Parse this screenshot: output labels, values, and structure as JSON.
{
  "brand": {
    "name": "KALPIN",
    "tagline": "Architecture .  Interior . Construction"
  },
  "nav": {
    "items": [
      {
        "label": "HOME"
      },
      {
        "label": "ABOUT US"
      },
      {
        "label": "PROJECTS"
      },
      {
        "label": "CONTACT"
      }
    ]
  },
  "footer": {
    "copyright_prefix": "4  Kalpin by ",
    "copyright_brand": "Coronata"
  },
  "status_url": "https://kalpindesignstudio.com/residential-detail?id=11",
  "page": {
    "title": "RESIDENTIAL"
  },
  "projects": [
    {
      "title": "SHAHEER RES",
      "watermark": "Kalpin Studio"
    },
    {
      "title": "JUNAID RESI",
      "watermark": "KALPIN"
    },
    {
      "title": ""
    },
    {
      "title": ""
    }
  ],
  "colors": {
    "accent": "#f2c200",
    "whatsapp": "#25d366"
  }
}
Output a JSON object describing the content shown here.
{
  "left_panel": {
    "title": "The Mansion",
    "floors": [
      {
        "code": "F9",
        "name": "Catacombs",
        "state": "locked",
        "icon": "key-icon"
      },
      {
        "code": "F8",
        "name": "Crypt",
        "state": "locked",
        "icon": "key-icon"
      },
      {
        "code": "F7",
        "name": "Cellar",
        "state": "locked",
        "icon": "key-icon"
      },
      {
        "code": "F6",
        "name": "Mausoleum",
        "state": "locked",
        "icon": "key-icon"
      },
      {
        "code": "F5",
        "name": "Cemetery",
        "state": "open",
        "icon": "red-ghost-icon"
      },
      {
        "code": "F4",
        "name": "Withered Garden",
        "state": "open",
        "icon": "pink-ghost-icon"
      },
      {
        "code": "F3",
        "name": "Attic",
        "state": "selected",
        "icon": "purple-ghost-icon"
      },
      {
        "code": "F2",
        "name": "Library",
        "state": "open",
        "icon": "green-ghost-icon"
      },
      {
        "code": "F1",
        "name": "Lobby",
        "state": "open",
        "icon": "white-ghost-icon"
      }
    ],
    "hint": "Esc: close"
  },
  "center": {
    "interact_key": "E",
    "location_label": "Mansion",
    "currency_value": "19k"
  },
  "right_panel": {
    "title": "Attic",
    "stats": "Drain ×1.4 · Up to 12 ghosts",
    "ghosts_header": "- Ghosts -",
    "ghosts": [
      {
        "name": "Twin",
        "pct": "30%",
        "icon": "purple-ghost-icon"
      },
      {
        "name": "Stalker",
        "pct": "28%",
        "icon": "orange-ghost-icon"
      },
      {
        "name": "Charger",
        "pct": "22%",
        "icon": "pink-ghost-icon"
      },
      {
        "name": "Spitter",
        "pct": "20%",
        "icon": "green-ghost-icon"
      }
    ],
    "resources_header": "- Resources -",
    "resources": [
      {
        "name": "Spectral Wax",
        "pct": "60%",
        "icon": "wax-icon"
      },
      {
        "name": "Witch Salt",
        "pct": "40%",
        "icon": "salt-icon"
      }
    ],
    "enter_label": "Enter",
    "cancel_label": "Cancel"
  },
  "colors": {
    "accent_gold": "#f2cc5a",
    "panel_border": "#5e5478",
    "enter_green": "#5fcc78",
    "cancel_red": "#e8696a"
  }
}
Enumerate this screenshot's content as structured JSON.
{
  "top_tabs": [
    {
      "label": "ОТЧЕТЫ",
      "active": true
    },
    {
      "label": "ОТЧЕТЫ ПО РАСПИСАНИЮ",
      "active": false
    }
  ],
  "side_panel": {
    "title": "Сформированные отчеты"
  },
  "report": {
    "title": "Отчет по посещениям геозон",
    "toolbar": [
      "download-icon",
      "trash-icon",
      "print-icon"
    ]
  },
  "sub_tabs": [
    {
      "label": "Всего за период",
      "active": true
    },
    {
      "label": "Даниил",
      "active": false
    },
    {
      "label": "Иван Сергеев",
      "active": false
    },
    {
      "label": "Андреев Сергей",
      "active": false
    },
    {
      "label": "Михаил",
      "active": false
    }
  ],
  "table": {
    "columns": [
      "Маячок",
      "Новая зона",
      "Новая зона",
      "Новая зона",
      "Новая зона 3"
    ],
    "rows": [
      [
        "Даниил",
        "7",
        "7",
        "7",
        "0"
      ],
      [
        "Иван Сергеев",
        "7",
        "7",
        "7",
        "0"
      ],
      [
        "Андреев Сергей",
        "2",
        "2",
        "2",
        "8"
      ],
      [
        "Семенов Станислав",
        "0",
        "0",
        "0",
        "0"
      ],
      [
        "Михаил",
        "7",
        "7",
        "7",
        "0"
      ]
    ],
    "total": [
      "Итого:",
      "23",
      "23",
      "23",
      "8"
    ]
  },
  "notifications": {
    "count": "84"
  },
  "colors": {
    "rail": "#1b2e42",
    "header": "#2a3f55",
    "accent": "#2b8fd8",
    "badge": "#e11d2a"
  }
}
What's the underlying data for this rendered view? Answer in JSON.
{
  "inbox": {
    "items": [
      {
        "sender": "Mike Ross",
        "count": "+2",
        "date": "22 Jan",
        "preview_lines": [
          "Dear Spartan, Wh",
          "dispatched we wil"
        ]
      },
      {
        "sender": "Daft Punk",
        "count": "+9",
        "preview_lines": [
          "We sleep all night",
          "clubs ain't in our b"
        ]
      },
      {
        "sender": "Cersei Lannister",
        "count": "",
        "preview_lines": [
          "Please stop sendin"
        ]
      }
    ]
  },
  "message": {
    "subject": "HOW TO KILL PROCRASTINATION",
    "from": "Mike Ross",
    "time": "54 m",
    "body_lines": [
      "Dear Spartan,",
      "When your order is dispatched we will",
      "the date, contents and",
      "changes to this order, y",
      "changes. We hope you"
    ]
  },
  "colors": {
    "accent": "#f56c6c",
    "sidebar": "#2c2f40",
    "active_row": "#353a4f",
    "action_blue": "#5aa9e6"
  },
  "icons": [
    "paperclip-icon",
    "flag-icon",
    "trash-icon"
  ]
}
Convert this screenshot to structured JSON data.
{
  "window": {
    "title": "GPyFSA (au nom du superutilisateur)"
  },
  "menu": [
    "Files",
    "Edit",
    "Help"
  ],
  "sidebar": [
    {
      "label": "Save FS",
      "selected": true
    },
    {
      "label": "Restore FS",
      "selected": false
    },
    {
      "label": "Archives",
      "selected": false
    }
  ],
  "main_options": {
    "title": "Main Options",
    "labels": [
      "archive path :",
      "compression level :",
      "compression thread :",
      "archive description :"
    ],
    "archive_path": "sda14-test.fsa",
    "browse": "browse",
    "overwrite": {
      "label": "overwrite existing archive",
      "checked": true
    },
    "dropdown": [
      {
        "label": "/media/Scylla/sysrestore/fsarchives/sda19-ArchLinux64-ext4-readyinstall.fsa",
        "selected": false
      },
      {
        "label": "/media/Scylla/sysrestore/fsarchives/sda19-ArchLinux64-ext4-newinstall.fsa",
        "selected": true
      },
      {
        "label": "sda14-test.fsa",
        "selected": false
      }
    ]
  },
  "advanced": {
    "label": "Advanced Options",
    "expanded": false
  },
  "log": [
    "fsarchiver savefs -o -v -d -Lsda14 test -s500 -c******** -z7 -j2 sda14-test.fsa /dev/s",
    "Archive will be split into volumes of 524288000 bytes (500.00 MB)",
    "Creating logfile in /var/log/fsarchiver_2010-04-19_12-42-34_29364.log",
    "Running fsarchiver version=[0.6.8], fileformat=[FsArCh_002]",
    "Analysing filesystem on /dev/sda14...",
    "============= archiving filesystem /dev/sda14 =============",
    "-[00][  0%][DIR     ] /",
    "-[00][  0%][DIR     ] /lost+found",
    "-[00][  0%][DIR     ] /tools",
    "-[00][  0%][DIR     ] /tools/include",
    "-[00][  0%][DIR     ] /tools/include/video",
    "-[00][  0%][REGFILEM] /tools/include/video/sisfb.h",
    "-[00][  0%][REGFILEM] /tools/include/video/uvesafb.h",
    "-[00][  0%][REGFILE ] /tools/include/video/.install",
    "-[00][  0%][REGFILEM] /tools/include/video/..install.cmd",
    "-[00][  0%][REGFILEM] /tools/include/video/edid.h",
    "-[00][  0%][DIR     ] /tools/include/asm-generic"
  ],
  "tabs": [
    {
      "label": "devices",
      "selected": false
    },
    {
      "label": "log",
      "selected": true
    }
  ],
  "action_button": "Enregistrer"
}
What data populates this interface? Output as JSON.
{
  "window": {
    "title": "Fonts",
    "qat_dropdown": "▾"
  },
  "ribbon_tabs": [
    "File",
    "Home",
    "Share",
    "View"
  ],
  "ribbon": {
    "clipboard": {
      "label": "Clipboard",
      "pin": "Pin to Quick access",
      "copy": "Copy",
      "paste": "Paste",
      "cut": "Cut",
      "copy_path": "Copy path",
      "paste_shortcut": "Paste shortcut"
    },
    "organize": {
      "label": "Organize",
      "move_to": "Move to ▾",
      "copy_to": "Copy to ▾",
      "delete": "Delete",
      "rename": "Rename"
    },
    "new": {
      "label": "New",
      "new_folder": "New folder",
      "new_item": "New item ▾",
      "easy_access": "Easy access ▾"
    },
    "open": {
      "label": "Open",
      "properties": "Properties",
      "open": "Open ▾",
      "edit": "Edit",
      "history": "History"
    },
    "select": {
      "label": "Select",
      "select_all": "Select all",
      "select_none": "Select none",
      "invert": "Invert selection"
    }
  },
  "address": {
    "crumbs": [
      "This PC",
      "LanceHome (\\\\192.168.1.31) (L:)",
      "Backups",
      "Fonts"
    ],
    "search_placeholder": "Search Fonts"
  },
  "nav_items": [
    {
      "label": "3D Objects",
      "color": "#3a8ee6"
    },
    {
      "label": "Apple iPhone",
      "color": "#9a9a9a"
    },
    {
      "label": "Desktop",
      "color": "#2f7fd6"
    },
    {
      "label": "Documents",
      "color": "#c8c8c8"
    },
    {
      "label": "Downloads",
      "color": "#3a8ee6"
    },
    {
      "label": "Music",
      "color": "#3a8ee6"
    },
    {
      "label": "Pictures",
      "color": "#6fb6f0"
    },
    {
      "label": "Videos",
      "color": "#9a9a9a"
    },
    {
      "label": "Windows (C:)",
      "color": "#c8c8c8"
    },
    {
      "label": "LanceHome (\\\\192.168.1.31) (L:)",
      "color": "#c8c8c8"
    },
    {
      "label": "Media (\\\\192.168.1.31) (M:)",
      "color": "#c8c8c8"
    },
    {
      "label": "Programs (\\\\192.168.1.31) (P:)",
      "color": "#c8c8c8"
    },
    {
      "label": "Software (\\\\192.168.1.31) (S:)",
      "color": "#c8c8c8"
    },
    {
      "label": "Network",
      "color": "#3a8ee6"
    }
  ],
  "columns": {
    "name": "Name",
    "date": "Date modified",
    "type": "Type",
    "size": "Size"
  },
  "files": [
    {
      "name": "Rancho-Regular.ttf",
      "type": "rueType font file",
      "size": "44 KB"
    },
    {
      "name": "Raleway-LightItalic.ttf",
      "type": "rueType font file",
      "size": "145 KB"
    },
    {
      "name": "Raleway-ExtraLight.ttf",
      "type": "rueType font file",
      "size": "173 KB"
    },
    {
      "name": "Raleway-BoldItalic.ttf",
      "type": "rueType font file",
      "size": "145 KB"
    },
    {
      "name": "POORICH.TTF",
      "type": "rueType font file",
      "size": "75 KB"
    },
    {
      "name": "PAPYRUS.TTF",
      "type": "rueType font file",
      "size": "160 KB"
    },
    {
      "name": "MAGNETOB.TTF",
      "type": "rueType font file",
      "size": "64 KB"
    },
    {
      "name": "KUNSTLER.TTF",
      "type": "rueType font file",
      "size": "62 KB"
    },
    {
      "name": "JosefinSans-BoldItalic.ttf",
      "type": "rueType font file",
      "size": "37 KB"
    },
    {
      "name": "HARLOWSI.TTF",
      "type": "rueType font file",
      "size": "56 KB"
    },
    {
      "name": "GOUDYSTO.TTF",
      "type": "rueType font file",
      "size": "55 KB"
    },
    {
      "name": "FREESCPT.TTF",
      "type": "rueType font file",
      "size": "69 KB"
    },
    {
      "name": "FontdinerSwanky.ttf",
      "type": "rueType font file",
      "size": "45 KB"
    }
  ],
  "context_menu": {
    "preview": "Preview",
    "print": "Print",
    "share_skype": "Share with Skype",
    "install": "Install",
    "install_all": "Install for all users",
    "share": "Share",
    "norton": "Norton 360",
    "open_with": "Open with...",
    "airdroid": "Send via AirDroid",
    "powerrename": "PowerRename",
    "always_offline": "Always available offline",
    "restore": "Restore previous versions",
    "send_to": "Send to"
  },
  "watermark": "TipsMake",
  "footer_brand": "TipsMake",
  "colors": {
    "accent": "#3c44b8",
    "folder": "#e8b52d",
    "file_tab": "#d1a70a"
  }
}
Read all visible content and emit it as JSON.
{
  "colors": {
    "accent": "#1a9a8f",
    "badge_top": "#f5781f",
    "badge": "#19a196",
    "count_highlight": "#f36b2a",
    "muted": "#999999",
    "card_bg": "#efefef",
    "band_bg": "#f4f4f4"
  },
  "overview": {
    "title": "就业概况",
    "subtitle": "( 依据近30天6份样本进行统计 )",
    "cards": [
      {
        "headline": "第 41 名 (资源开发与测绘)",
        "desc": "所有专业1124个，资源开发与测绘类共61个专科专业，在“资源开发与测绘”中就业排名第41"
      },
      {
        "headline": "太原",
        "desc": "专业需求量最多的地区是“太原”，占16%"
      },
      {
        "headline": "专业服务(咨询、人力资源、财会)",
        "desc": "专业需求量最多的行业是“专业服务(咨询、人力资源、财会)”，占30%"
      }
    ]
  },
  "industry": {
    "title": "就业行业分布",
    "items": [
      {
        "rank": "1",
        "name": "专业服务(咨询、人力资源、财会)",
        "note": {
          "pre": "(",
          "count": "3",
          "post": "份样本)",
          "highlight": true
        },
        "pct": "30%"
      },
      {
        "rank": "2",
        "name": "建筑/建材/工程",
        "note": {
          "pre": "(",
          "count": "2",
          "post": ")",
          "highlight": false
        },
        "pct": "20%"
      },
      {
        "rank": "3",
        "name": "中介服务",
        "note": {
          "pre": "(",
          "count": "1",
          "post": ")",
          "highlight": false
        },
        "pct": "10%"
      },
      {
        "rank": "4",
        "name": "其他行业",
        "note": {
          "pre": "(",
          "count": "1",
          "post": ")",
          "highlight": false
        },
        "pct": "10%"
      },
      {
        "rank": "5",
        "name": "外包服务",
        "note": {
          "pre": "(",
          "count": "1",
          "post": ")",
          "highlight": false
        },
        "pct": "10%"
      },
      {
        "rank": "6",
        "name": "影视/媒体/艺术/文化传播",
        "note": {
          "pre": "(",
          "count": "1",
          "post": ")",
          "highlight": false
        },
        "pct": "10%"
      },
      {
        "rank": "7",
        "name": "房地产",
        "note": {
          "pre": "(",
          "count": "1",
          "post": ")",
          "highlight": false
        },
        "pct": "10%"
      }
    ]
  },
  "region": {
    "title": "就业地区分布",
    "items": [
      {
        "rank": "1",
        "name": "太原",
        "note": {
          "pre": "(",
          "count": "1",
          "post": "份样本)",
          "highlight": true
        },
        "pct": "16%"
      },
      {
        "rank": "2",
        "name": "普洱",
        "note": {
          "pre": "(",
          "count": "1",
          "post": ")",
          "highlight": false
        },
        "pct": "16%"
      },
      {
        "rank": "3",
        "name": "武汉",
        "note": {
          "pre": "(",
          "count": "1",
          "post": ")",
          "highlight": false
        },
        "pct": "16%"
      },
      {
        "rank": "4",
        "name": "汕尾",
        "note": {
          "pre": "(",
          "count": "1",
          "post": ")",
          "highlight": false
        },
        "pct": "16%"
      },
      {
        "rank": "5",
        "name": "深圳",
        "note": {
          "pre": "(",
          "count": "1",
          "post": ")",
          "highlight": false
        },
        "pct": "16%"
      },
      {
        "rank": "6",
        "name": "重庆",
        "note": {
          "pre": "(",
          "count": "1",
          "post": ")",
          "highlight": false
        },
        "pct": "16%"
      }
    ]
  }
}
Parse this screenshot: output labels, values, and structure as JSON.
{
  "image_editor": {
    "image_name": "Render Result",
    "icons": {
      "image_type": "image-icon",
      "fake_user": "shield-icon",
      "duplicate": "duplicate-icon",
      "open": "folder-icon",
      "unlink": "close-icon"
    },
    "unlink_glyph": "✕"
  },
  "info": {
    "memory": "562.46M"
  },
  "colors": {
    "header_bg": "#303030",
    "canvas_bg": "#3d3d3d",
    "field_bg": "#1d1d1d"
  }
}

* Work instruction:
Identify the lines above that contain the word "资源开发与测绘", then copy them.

* Answer for the task:
        "headline": "第 41 名 (资源开发与测绘)",
        "desc": "所有专业1124个，资源开发与测绘类共61个专科专业，在“资源开发与测绘”中就业排名第41"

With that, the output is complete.